Education is the path to learning hard skills, and this doesn't mean that you need to become an expert in the new thing that you are learning. Sometimes a surface level understanding is enough for some professions where you just need to know enough to be able to make informed decisions. Othertimes being able to utilize the new thing a little bit more than surface level is going to be required in order to be successful in what you need to do. For example, if you are trying to move into a new job and you need to be able to utilize the hard skill in order to create a demo or presentation, then obviously you are going to need a bit more than surface level knowledge in order to field questions about the tool in question and build the working demo.

Aside from hard skills, it's equally important to ensure that your soft skills don't go ignored and that you are making a concentrated effort to build them up as well. Examples of soft skills include things that are intangible and measure, things like your ability to think outside of the box, how you interact and work with others and your overall emotional intelligence. There's plenty of books on emotional intelligence if you want to learn more about it.

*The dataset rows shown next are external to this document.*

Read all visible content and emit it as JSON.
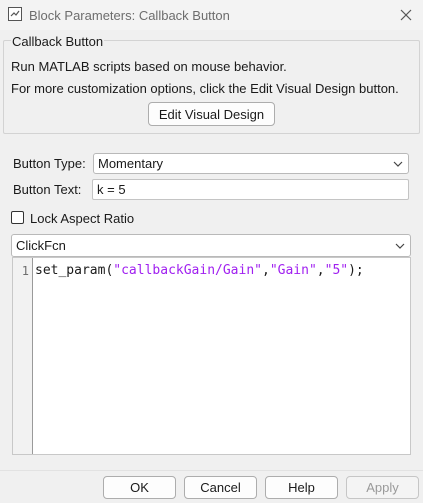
{
  "window": {
    "title": "Block Parameters: Callback Button",
    "close_icon": "close-icon"
  },
  "group": {
    "title": "Callback Button",
    "description_line1": "Run MATLAB scripts based on mouse behavior.",
    "description_line2": "For more customization options, click the Edit Visual Design button.",
    "edit_visual_design_label": "Edit Visual Design"
  },
  "params": {
    "button_type_label": "Button Type:",
    "button_type_value": "Momentary",
    "button_text_label": "Button Text:",
    "button_text_value": "k = 5",
    "lock_aspect_ratio_label": "Lock Aspect Ratio",
    "lock_aspect_ratio_checked": false,
    "callback_select_value": "ClickFcn"
  },
  "editor": {
    "line_number": "1",
    "code": {
      "func": "set_param(",
      "arg1": "\"callbackGain/Gain\"",
      "comma1": ",",
      "arg2": "\"Gain\"",
      "comma2": ",",
      "arg3": "\"5\"",
      "end": ");"
    }
  },
  "footer": {
    "ok_label": "OK",
    "cancel_label": "Cancel",
    "help_label": "Help",
    "apply_label": "Apply"
  },
  "colors": {
    "string_literal": "#a020f0",
    "background": "#f0f0f0"
  }
}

These two factors are important to have if you want to thrive and stay relevant in today's job market. For example, in a job interview, although there are technical aspects to an interview, your interpersonal skills are equally as important when a company is determining whether or not you would be a good fit for their position.

Types of Technical Training Programs

The tech industry is growing by leaps and bounds, and there continues to be a critical shortage of professionals needed to fill these positions. The good news is that, if you are interested in the tech field, but do not think that attending a traditional four-year college is the route you want to go, there are plethora of other technical training programs for you to choose from.

If you choose to take advantage of online technology education, you will have one of three primary options to choose from. At the simplest level, there are basic training courses designed to teach skills in one specific area. Secondly, there are certification options that offer technology training and professional credentials that are recognized by most employers. At the most advanced levels, you can obtain your undergraduate or graduate degree online.

It is important to bear in mind that most technology training today will take place online, since the majority of the technology being taught is computer based.

If you learn better in a classroom, training and certification courses are often taught at local community colleges or tech schools. The most popular options include:

  • Operating systems courses, which show a person how to use computer systems, like Linux.
  • Applications training, which teaches a person how to use Microsoft Office Suite.
  • Website design, which teach a basic understanding of HTML and how to design websites.
  • Certification Programs, which help you to earn a certificate in fields that require certification, such as network engineer or automotive engineer

Keeping Track of Metrics and Following up

You've reached the end of the guide. I hope you don't feel overloaded or overwhelmed now. I know it can be alot to take in, however if you pick one thing and focus on that, it will make it alot easier to navigate through.


You've reached the end of the guide. I hope you don't feel overloaded or overwhelmed now. I know it can be alot to take in, however if you pick one thing and focus on that, it will make it alot easier to navigate through.